My community, my people. I am blessed to be in community with brilliant, committed, inspiring beings. So, I’m more in the practice (and privilege) of looking beside me, rather than up to my role models. My inspirations are all around me. I’m motivated both by those who walk with me in this earthly realm, and also by those in the spirit realm, my ancestors, my Eggun, and of course our generous plant allies all around us.

"Most importantly for me, artists inspire us to dream. They color our movements, and they become healers (knowingly or not) by creating art that offers us emotional and spiritual reprieve, spaces of beauty, contemplation, and release."

What does your evening routine look like?
We have a really beautiful bedtime routine in my home that we have cultivated over the years and strengthened during the pandemic. 

5 drops of lavender essential oils across our sheets (5 is my Life Path number, so it’s always the number, 5)

Lavender flower satchels beneath our pillows

A weighted eye mask

Moon Mother Apothecary Lemon Balm nervous system glycerite

Moon Mother Apothecary “Dreams” tea with a spoonful of local honey

Moon Mother Apothecary “Dreams” oil with lavender and chamomile 

Gossamer Dusk Sleep Tincture

Dau Butter on our hands and feet

Earthseedholistic’s “Free Your Mind” Oil

Are there any herbs you find yourself returning to in the process of healing? 
I recently sat down with Malia Wollan for her New York Times Magazine column, “Tip,” to share a recipe for how to make a love potion, so love and heart-healing is very present for me and my people these days. I’ve been turning to Hawthorne and Rose for trauma, grief, love, and heart-healing, Lemon Balm to support the nervous system, Lavender for protection and to call in rest, and Nettles and Oatstraw for nourishment from depletion and overworking. These plants have each been trusted allies over the years, and I have called forth their infinite wisdom and medicine, especially during these present times of overwhelming stress and uncertainty.

Daily rituals that keep you grounded?
Visiting my altar for prayer, anointment, and meditation, lighting a white candle, and serving fresh water and coffee to my ancestors of light.

Our morning visit to the home apothecary, where we take our vitamins, syrups, and plant medicines as a family to nourish us for the day.

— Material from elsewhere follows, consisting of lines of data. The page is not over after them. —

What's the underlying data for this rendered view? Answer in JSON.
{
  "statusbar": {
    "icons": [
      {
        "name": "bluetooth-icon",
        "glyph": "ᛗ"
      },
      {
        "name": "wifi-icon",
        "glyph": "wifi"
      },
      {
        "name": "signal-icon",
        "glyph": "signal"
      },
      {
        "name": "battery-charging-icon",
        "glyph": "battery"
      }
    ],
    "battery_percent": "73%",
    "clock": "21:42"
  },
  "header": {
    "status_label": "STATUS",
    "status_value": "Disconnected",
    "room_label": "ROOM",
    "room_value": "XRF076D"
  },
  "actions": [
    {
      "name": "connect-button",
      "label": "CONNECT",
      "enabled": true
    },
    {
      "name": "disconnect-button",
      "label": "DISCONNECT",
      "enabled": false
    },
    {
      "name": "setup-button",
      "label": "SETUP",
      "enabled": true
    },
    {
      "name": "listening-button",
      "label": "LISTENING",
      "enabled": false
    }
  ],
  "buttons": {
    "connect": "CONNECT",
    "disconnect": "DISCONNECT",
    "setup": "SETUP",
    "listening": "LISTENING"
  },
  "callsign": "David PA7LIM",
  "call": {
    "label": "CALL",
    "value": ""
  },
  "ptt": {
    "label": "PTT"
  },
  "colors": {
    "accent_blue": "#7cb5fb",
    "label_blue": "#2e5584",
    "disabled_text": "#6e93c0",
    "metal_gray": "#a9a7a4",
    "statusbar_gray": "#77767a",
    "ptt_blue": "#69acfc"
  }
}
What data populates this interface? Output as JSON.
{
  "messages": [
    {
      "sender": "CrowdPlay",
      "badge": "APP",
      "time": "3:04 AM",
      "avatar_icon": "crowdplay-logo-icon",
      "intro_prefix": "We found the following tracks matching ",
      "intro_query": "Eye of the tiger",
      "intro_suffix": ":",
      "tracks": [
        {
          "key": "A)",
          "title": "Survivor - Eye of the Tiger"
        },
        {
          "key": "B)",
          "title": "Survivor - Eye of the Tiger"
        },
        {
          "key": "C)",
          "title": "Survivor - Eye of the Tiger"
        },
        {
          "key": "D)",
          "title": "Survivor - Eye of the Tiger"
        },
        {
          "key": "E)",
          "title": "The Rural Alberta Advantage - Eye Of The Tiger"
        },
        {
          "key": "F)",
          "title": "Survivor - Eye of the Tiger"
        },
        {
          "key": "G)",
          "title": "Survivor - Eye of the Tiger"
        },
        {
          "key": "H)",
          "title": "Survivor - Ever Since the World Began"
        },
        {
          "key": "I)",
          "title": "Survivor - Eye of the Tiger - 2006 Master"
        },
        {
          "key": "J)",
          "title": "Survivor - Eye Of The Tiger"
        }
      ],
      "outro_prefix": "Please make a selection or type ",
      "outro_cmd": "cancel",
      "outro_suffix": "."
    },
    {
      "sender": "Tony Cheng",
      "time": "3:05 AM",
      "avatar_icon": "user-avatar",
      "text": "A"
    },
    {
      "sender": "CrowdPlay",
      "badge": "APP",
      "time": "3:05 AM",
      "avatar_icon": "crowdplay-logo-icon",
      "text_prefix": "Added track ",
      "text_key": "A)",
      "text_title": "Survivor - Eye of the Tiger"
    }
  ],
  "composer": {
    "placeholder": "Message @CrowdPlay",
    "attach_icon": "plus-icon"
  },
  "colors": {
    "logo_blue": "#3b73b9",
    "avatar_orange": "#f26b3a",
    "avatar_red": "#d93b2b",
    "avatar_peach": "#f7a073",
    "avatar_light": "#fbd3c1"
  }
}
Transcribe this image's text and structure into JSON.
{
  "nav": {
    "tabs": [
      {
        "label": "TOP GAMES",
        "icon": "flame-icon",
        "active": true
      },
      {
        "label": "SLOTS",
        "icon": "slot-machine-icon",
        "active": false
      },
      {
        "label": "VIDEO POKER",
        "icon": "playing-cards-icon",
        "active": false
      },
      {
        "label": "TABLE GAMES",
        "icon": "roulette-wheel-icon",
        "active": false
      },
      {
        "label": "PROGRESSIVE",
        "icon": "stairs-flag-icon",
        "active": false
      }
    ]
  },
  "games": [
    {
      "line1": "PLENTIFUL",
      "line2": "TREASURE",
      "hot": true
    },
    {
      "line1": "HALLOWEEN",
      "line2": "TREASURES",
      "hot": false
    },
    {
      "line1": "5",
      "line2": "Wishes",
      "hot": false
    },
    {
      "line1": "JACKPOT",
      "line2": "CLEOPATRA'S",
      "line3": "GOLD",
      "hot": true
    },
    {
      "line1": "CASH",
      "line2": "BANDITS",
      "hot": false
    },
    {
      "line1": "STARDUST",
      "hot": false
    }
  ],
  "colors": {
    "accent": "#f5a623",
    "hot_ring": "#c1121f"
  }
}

Watering our “plantitas,” as Luna calls them. We have over 40 houseplants in our very small, Brooklyn apartment, so it takes time, but it’s a practice that keeps us in divine, right relationship with the living, plant world, so we move through this ritual with love and reverence.

Organizations and small businesses you support in NYC?
WordUp Community Bookstore/Librería Comunitaria
The Lit Bar
Playground Coffee Shop
Anwaar Co.
Teranga
Sugar Hill Creamery
La Finca del Sur
Sacred Vibes Apothecary
Martine’s Dream
Natty Garden
BLK MKT Vintage
Ode to Babel

Favorite books?
Parable of the Sower, Octavia E. Butler
Ancestors, Kamau Brathwaite
Brown Girl Dreaming, Jacqueline Woodson
Citizen, Claudia Rankine
The January Children, Safia Elhillo
Harlem is Nowhere, Sharifa Rhodes Pitts
Song of Solomon, Toni Morrison
Emergent Strategy, adrienne maree brown
Freshwater, Akwaeke Emezi
The Poet X, Elizabeth Acevedo

I am forever student of herbs, of herbalism, of plants, and of this precious earth. There will always be more to know than I can know and I am so grateful to be a student of this work. I approach my work with sincere humility and a baseline understanding that collective wisdom is the greatest wisdom there is. When we combine our knowledge, we know and understand more than we ever could on our own.

"All that you touch You Change. All that you Change Changes you. The only lasting truth Is Change. God Is Change.” - Octavia E. Butler

Opening Photo Credit: Elena Mudd